Lobstahs and Chowdah in Glos'tah

To celebrate the captain's birthday, he wanted lobster for lunch, so we decided to take a day trip to Gloucester (Yankees pronounce that Glos-tah). This entailed taking Lin to work so we could borrow her car and heading to Cape Ann on the North Shore of Boston just around rush hour. Rush hour in Boston is any time of day ... further complicated by summer tourist season. We left Lin about 8:30 am. We stopped en route only for a Dunkin Donuts coffee (America runs on Dunkin' … free coffee on your birthday) and a quick breakfast nosh. This 60 mile trek from East Walpole should have taken just over an hour. At 11am, we finally crossed the causeway leading into Gloucester. The captain drove and remained calm, patient and amiable as usual. Luckily, he is selectively hard of hearing in his right ear because the first mate groused about traffic all the way. Gloucester, by dint of its prime location on the coast, has always revolved around the maritime trades. Made famous by The Perfect Storm among other things, it's now gentrified somewhat for tourists, but still a working, commercial fishing port. We've visited many times, by land and sea, and thoroughly enjoy the whole Cape Ann area. But Gloucester, in particular, has a certain working man's allure and appeal to these sailors.

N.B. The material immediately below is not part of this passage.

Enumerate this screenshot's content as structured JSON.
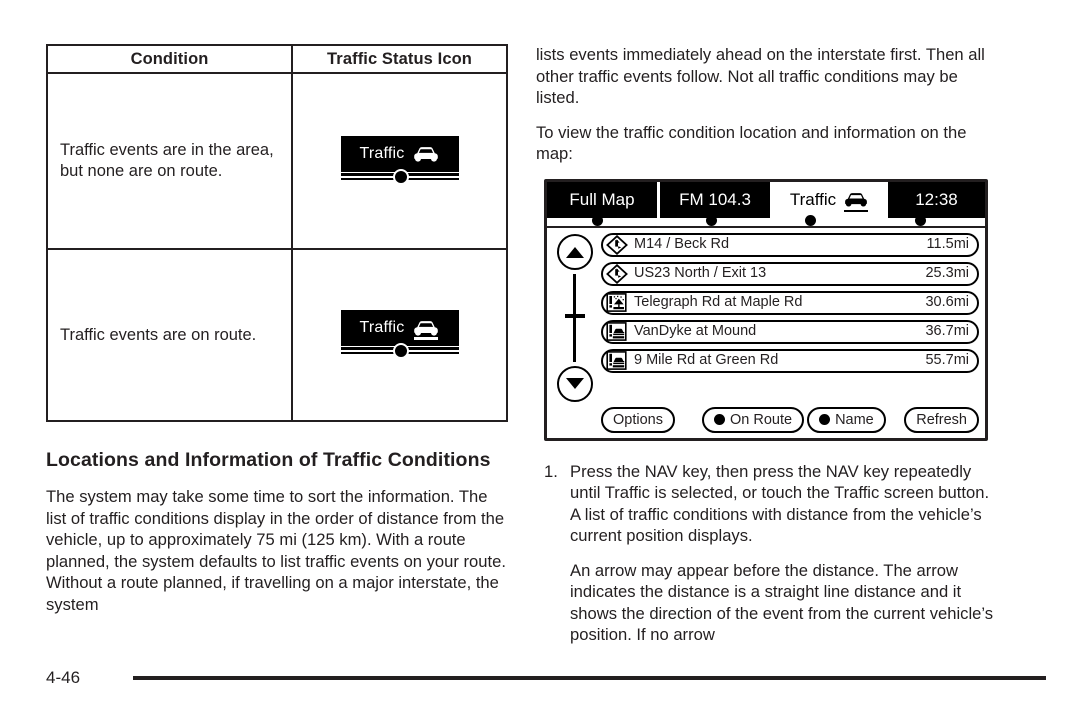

We'd done a little homework as to where we might find a good spot for lunch that we hadn't tried before and had narrowed it down to two or three places. We settled on a lobster shack kind of place on the water appropriately called the Blue Collar right in the downtown. We each ordered a bowl of New England clam chowder and split an order of twin boiled chicks (two “chicken” lobsters, i.e. lobsters weighing about 1 pound each). Blue Collar is a no-nonsense restaurant that offers only the basics: lobster, lobster rolls, chowder, peel and eat shrimp, raw oysters and corn on the cob. Everything a good Yankee needs for lunch. You can get your beer next door and walk it over. The atmosphere of the place is in its surroundings.

blue collar

The day was perfect … warm and sunny with a light breeze as we sat under colorful umbrellas at rough wooden picnic tables. The salt in the air was heaven to our senses. We miss Nine of Cups at the moment and this was a palpable reminder of her. We watched as lobster boats worked their way to the wharf below, unloading their catch. The crew of Dog & I especially caught my attention. My, my, my … toting those lobster traps and crates definitely keeps some lobstermen in fine trim.

dog and i crew

The schooner, Thomas E. Lannon, filled with tourists for a harbor cruise, slid out of her berth and past the historic Cape Pond Ice House.

thomas e lannon schooner

Sea gulls soared overhead and cried as they passed. Some followed the lobster and fishing boats in and out of the harbor; others were content with tourist leftovers and discards ashore. When we finished, there was very little remaining for the hungry gulls.

lobster is all gone

We drove a bit further along the coast for awhile then headed inland towards Ipswich and Rowley. We figured we'd end the day in fine form by stopping at the 1940s Agawam Diner for pie. Just listening to the waitress recite the list of freshly baked pies had us mesmerized … apple, cherry, pecan, blueberry, coconut cream, lemon meringue, peach, chocolate cream, pumpkin, custard, blackberry. We'd died and gone to pie heaven.

pies and coffee

Sated to capacity, we waddled back to the car, battled 2/-1/2 hours of North Shore traffic and arrived just a few minutes late to pick up Lin at work. (Oops!) It was David's birthday and the tardiness was forgiven. No, we didn't need to eat dinner … just in case you wondered … but we did slosh down a bit more wine before playing a rousing game of partners Pitch with Lin and Matt.

All in all … a fine way to celebrate another birth year past and another year beginning.